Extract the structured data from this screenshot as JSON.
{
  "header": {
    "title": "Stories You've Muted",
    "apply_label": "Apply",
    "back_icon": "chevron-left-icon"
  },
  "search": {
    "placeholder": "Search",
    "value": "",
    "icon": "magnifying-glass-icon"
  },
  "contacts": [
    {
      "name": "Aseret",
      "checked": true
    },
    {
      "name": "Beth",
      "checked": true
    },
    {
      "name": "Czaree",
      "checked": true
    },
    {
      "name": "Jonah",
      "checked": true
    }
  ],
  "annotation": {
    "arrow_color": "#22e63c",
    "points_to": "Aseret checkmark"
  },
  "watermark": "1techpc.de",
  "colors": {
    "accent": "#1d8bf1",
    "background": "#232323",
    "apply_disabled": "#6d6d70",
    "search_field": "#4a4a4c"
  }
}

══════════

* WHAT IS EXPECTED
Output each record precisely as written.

* ANSWER TO THE PROBLEM
Extract the structured data from this screenshot as JSON.
{
  "header": {
    "title": "Stories You've Muted",
    "apply_label": "Apply",
    "back_icon": "chevron-left-icon"
  },
  "search": {
    "placeholder": "Search",
    "value": "",
    "icon": "magnifying-glass-icon"
  },
  "contacts": [
    {
      "name": "Aseret",
      "checked": true
    },
    {
      "name": "Beth",
      "checked": true
    },
    {
      "name": "Czaree",
      "checked": true
    },
    {
      "name": "Jonah",
      "checked": true
    }
  ],
  "annotation": {
    "arrow_color": "#22e63c",
    "points_to": "Aseret checkmark"
  },
  "watermark": "1techpc.de",
  "colors": {
    "accent": "#1d8bf1",
    "background": "#232323",
    "apply_disabled": "#6d6d70",
    "search_field": "#4a4a4c"
  }
}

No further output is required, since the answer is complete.